- The corps returned to the field in 1995, and began a long rebuilding process. These years would prove challenging, but saw some increased success as the corps progressed from 23rd place in 1996 to a regained semi-finalist status in 1997, and peaking at 14th place in 1998. The corps changed uniforms along the way to a navy blue top with cream pants.
- Financial challenges would continue to hound the corps leading into the 2000 season, which saw a mid-summer management turnover and a difficult touring year. Nonetheless, the corps finished 15th, and a majority of the membership from that season would continue with the corps over the next 4 years.
- In 2000, while the corps was rehearsing at JSU just prior to the start of tour, the corps director attempted to fold the drum corps. Due to a very strong response by corps alumni, parents, staff and other members of the drum corps community Spirit of Atlanta got through the season, finishing in fifteenth place at DCI Finals in College Park, Maryland. Following the management challenges of the 2000 season, Spirit of Atlanta re-organized in preparation for the summer of 2001. It officially relocated to Jacksonville, Alabama, and officially became known as "Spirit, from Jacksonville State University". This relationship with the university provided a foundation of stability the corps had not experienced for more than a decade. The 2001 season saw a significantly more competitive drum corps finishing in 13th place while wearing baby blue uniforms again. In 2002, Spirit regained finalist status for the first time since 1990 finishing 10th overall - the highest placement since 1988. Spirit of JSU would make DCI Finals again in 2003 and '05-07. Going into the 2008 season the association with Jacksonville State University was essentially dissolved, resulting in a simplification of the corps' name to "Spirit Drum and Bugle Corps from Jacksonville, AL". The corps continued to operate out of Jacksonville, AL for the 2009 season.

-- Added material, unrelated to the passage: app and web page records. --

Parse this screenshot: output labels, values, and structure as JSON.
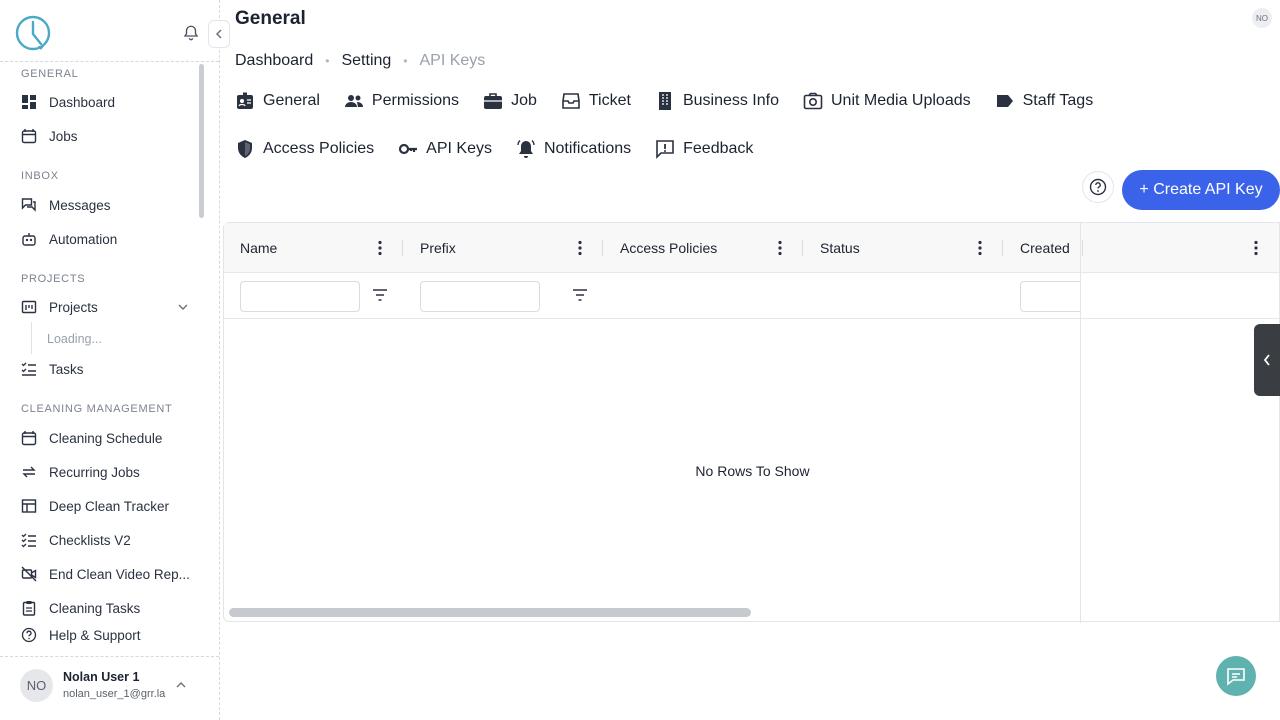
{
  "header": {
    "title": "General",
    "avatar_initials": "NO"
  },
  "breadcrumb": [
    "Dashboard",
    "Setting",
    "API Keys"
  ],
  "tabs_row1": [
    {
      "label": "General",
      "icon": "badge-icon"
    },
    {
      "label": "Permissions",
      "icon": "people-icon"
    },
    {
      "label": "Job",
      "icon": "briefcase-icon"
    },
    {
      "label": "Ticket",
      "icon": "inbox-icon"
    },
    {
      "label": "Business Info",
      "icon": "building-icon"
    },
    {
      "label": "Unit Media Uploads",
      "icon": "camera-icon"
    },
    {
      "label": "Staff Tags",
      "icon": "tag-icon"
    }
  ],
  "tabs_row2": [
    {
      "label": "Access Policies",
      "icon": "shield-icon"
    },
    {
      "label": "API Keys",
      "icon": "key-icon"
    },
    {
      "label": "Notifications",
      "icon": "bell-ring-icon"
    },
    {
      "label": "Feedback",
      "icon": "feedback-icon"
    }
  ],
  "actions": {
    "create_label": "+ Create API Key",
    "accent": "#3b63ea"
  },
  "grid": {
    "columns": [
      "Name",
      "Prefix",
      "Access Policies",
      "Status",
      "Created"
    ],
    "empty_text": "No Rows To Show"
  },
  "sidebar": {
    "sections": {
      "general": "GENERAL",
      "inbox": "INBOX",
      "projects": "PROJECTS",
      "cleaning": "CLEANING MANAGEMENT"
    },
    "items": {
      "dashboard": "Dashboard",
      "jobs": "Jobs",
      "messages": "Messages",
      "automation": "Automation",
      "projects": "Projects",
      "loading": "Loading...",
      "tasks": "Tasks",
      "cleaning_schedule": "Cleaning Schedule",
      "recurring_jobs": "Recurring Jobs",
      "deep_clean": "Deep Clean Tracker",
      "checklists": "Checklists V2",
      "end_clean": "End Clean Video Rep...",
      "cleaning_tasks": "Cleaning Tasks",
      "help": "Help & Support"
    },
    "user": {
      "initials": "NO",
      "name": "Nolan User 1",
      "email": "nolan_user_1@grr.la"
    }
  }
}
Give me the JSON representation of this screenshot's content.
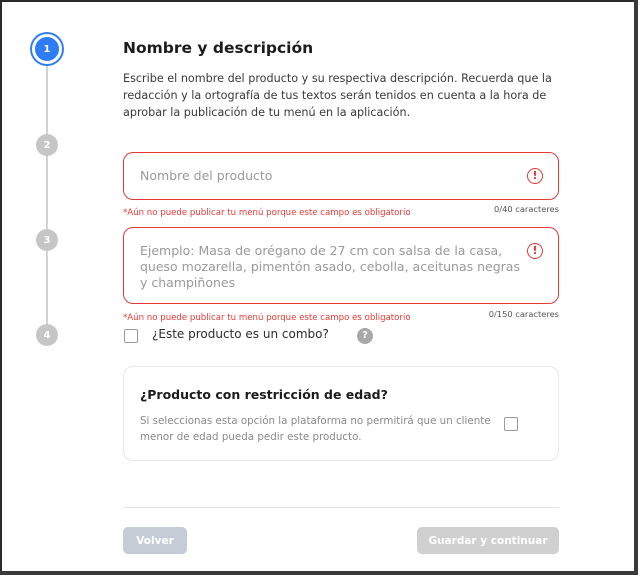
{
  "stepper": {
    "steps": [
      "1",
      "2",
      "3",
      "4"
    ],
    "active_index": 0,
    "accent_color": "#2f7df6"
  },
  "section": {
    "title": "Nombre y descripción",
    "description": "Escribe el nombre del producto y su respectiva descripción. Recuerda que la redacción y la ortografía de tus textos serán tenidos en cuenta a la hora de aprobar la publicación de tu menú en la aplicación."
  },
  "product_name": {
    "placeholder": "Nombre del producto",
    "error": "*Aún no puede publicar tu menú porque este campo es obligatorio",
    "counter": "0/40 caracteres"
  },
  "product_description": {
    "placeholder": "Ejemplo: Masa de orégano de 27 cm con salsa de la casa, queso mozarella, pimentón asado, cebolla, aceitunas negras y champiñones",
    "error": "*Aún no puede publicar tu menú porque este campo es obligatorio",
    "counter": "0/150 caracteres"
  },
  "combo": {
    "label": "¿Este producto es un combo?",
    "help_icon": "?",
    "checked": false
  },
  "age_restriction": {
    "title": "¿Producto con restricción de edad?",
    "description": "Si seleccionas esta opción la plataforma no permitirá que un cliente menor de edad pueda pedir este producto.",
    "checked": false
  },
  "actions": {
    "back_label": "Volver",
    "save_label": "Guardar y continuar"
  },
  "colors": {
    "error": "#e53935",
    "disabled_button": "#d0d0d0"
  }
}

- In 2010, the corps surprised the drum corps community by announcing its return to Atlanta. After the 2010 season, it was announced by the corps' Board of Directors that for the 2011 season, the corps would once again be known as "Spirit of Atlanta Drum and Bugle Corps." Spirit of Atlanta surged back into finals again in 2011, jumping from 16th place the preceding season to 12th at DCI Finals.